The Cannabis Control Board (CCB) and Office of Cannabis Regulations (OCM) recently issued “Guidance for Adult-Use Retail Dispensaries.” The twenty-seven-page document provides insight into what the Conditional Adult-Use Retail Dispensaries (CAURD) regulations will look like and will shape the non-conditional retail dispensaries license regulations down the road. We will cover the guidance in subsequent blog posts, but one particular section caught our attention, and it relates to vertical integration.
Vertical integration in the cannabis context means one company or group of companies controlled by the same management group who own businesses through the cannabis supply chain. A vertically integrated cannabis company will typically cultivate, process, and sell cannabis products. New York prohibits vertical integration meaning that in New York, licensees are limited to cultivating and processing or selling cannabis. There are some exceptions, such as microtier licenses, but for the most part vertical integration is a non-starter in New York.
Section 34 of the Guidance reads, in part, as follows:
Undue Influence. To prevent suppliers from exerting inappropriate control over retail dispensaries, the Cannabis Law places restrictions on the ability of an entity in one tier from having an interest in an entity in another tier of the industry.

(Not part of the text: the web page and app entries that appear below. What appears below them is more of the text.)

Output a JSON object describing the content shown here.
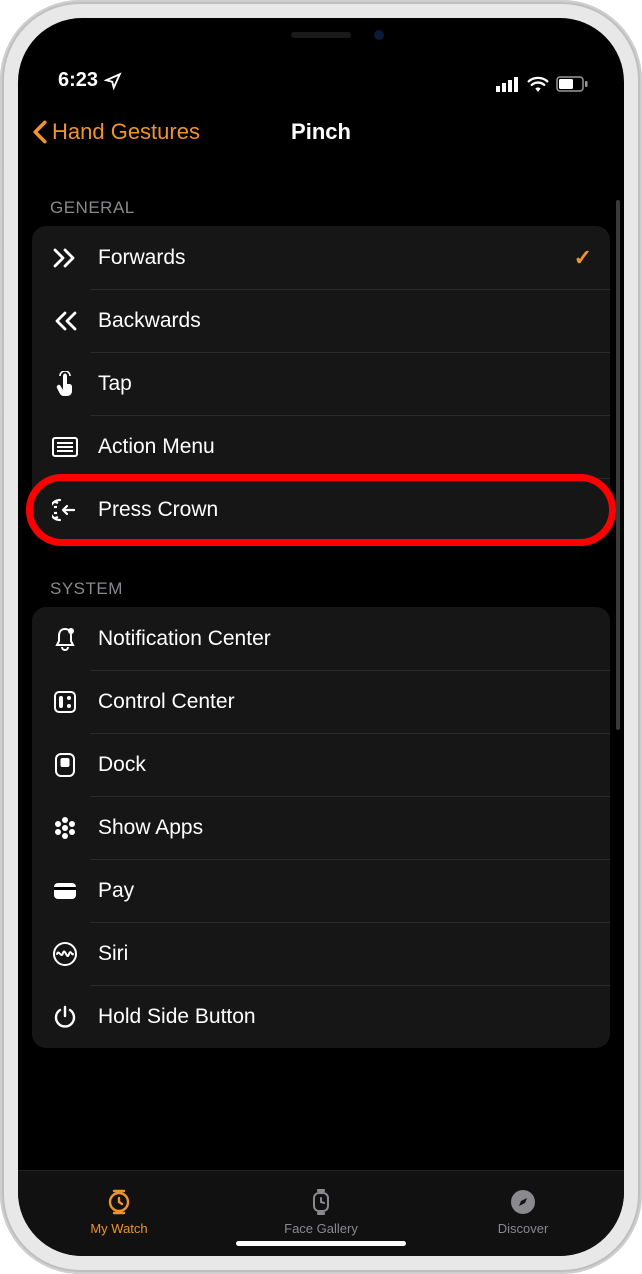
{
  "status": {
    "time": "6:23"
  },
  "nav": {
    "back_label": "Hand Gestures",
    "title": "Pinch"
  },
  "sections": [
    {
      "header": "GENERAL",
      "rows": [
        {
          "icon": "chevrons-right",
          "label": "Forwards",
          "selected": true
        },
        {
          "icon": "chevrons-left",
          "label": "Backwards",
          "selected": false
        },
        {
          "icon": "tap-hand",
          "label": "Tap",
          "selected": false
        },
        {
          "icon": "action-menu",
          "label": "Action Menu",
          "selected": false
        },
        {
          "icon": "press-crown",
          "label": "Press Crown",
          "selected": false,
          "highlighted": true
        }
      ]
    },
    {
      "header": "SYSTEM",
      "rows": [
        {
          "icon": "bell",
          "label": "Notification Center",
          "selected": false
        },
        {
          "icon": "control-center",
          "label": "Control Center",
          "selected": false
        },
        {
          "icon": "dock",
          "label": "Dock",
          "selected": false
        },
        {
          "icon": "apps-grid",
          "label": "Show Apps",
          "selected": false
        },
        {
          "icon": "wallet",
          "label": "Pay",
          "apple_prefix": true,
          "selected": false
        },
        {
          "icon": "siri",
          "label": "Siri",
          "selected": false
        },
        {
          "icon": "power",
          "label": "Hold Side Button",
          "selected": false
        }
      ]
    }
  ],
  "tabs": [
    {
      "icon": "watch",
      "label": "My Watch",
      "active": true
    },
    {
      "icon": "face-gallery",
      "label": "Face Gallery",
      "active": false
    },
    {
      "icon": "discover",
      "label": "Discover",
      "active": false
    }
  ],
  "colors": {
    "accent": "#f0932b",
    "highlight": "#ff0000"
  }
}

Retail dispensaries, their true parties of interest, passive investors, and any management service providers cannot have any interest in any business anywhere that cultivates, processes, or distributes cannabis. Applicants with an interest in such a business, no matter how small that interest is, will not be approved. A licensee who, themselves or through their True Parties of Interest, passive investors, or any management service providers, holds a prohibited interest risks their license being cancelled, suspended, or revoked or other enforcement actions being taken.
This portion of the guidance essentially prohibits anyone who owns, invests in, or manages a cannabis dispensary, both CAURD and otherwise, from having any form of ownership interest in any cannabis cultivation or processing operation throughout the United States and even abroad. This would be the most restrictive ban on vertical integration in the country. A licensed New York dispensary will not be able to work with any company that also owns even the smallest share of a cannabis cultivation or processing company. This will effectively prohibit any Multi-State Operators (MSOs) from owning a retail dispensary in New York if those entities have invested in cultivation and processing elsewhere.
New York lawmakers and regulators were clearly influenced by Washington state cannabis laws and regulations. The term “True Party of Interest” is a unique term when it comes to cannabis and originated in Washington shortly after cannabis was legalized recreationally nearly a decade ago. In both Washington and New York, the term broadly covers any person or entity that has any remote ownership interest in a cannabis license. Washington also prohibits vertical integration and uses the term “Undue Influence,” like section 34 of the Guidance.
While New York may have been influenced by Washington’s ban on vertical integration, it has taken that policy to an extreme new level. Washington does not prohibit true parties of interest in owning different license types elsewhere. It remains to be seen whether Section 34 of the guidance will become a more permanent regulation.